Effective September 7, 2020
Each year, combustible dust explosions result in fatalities, injuries, millions of dollars in capital costs, hefty litigation fees, and stringent regulatory action. To safeguard companies and their employees, the National Fire Protection Association (NFPA) issued Standard 652 to address combustible dust. All facilities that produce combustible dust must complete a Dust Hazard Analysis (DHA) by September 7, 2020 to comply with the NFPA Standard 652.
What exactly is combustible dust?
A combustible dust is any fine material that can catch fire and explode when mixed with air. Surprisingly, many organic materials such as flour, sugar, wood dust, grains, starch, potatoes, and even rice are combustible under the right conditions. Additionally, metals, plastics, chemicals, rubber, pharmaceuticals, and textile dusts are also commonly combustible. These products or materials may be stored in silos or containers, may gather in buildings at the eves, rafters, on the roofs, and various other places.
How does a dust explosion occur?
What types of facilities must comply?
- Food production and agricultural processing facilities
- Chemical, pharmaceutical and general manufacturing facilities
- Lumber processing or woodworking facilities
- Metal processing and fabrication facilities
- Recycling facilities
- Power plants fired by coal
- Mining and process industries
What is the risk?
According to the Chemical Safety Board (CSB), from 2003‑2017, nine combustible incidents killed 55 people and injured hundreds more.
Beyond the potentially fatal consequences, combustible dust hazards can result in OSHA enforcement actions and monetary penalties.
How stringent is this compliance requirement?
After the National Emphasis Program on combustible dust was rolled out, OSHA began its inspection and enforcement program. In just two years, they inspected over 1,000 facilities and issued over 4,900 violations. Of these citations, 75% were levied from federal inspectors and 34% from state inspectors.

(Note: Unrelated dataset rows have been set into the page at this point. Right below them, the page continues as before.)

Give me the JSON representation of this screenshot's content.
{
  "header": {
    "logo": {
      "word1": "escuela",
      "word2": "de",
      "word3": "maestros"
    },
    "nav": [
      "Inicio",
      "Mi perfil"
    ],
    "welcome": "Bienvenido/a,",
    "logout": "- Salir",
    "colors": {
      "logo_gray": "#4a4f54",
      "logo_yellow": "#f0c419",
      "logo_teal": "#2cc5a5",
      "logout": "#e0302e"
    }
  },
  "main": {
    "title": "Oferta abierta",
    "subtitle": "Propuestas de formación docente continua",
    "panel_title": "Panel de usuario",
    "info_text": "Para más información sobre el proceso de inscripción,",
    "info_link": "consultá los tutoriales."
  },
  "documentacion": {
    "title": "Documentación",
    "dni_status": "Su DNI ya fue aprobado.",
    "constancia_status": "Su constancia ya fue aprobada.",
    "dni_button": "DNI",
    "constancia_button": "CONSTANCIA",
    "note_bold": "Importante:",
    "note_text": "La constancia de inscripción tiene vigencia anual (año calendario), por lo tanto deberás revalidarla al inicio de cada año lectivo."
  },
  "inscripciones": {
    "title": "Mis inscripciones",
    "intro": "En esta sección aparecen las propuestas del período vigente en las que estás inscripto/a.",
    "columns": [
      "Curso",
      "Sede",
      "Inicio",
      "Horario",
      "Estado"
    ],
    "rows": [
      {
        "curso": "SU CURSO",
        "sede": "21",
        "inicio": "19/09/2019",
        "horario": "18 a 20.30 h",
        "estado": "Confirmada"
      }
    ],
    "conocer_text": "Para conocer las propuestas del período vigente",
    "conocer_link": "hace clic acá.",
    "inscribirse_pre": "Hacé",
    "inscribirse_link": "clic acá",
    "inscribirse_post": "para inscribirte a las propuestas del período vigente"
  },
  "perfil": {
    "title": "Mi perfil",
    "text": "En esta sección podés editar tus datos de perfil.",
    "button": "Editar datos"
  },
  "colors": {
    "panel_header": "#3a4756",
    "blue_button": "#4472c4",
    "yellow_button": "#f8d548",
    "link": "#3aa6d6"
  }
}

With the enforcement of NFPA 652, those inspections will increase. Moreover, once employers are on notice of combustible issues because of an incident or OSHA citation at any of their facilities, OSHA may treat future violations as willful, and civil liability increases.1
What do you need to do?
Put safety first. While NFPA itself doesn’t have regulatory authority, OSHA currently follows NFPA standards to ensure that facilities stay safe while handling potentially explosive/combustible materials. If your facility falls within one of these at-risk industry sectors, you may need to conduct a DHA, if you haven’t already. You will also need to complete a DHA if you have experienced or adapted any process change since your last DHA. As guidance evolves, variables such as storage and confinement conditions change, and combustible dust accumulates over time, DHAs should be reviewed and updated every five years.
This is where Apex can help. We will review your facility, processes, documents, and your existing engineering and administrative controls. This will identify where a hazard may exist and any associated risks, as well as ensure that the appropriate safeguards are in place based on NFPA 652 requirements.
What OSHA standards apply to NFPA 652?
- General Duty Clause, Section 5(a)(1) of the Occupational Safety and Health Act (Employers must keep workplaces free from recognized hazards likely to cause death or serious physical harm).
- §1910.22 General requirements
- §1910.38 Emergency action plans
- §1910.39 Fire prevention plans
- §1910.94 Ventilation
- §1910.146 Permit-required confined spaces
- §1910.157 Portable fire extinguishers
- §1910.165 Employee alarm systems
- §1910.176 Handling materials—general
- §1910.178 Powered industrial trucks
- §1910.261 Pulp, paper, and paperboard mills
- §1910.263 Bakery equipment
- §1910.265 Sawmills
- §1910.269 Electric power generation, transmission and distribution
- §1910.272 Grain handling facilities
- §1910.307 Hazardous (classified) locations
- §1910.1200 Hazard communication
- §1910.119 Process safety management
1 Source; Howard Mavity, Partner, Fisher Phillips law firm: Workplace Health & Safety Law Blog, July 13, 2018.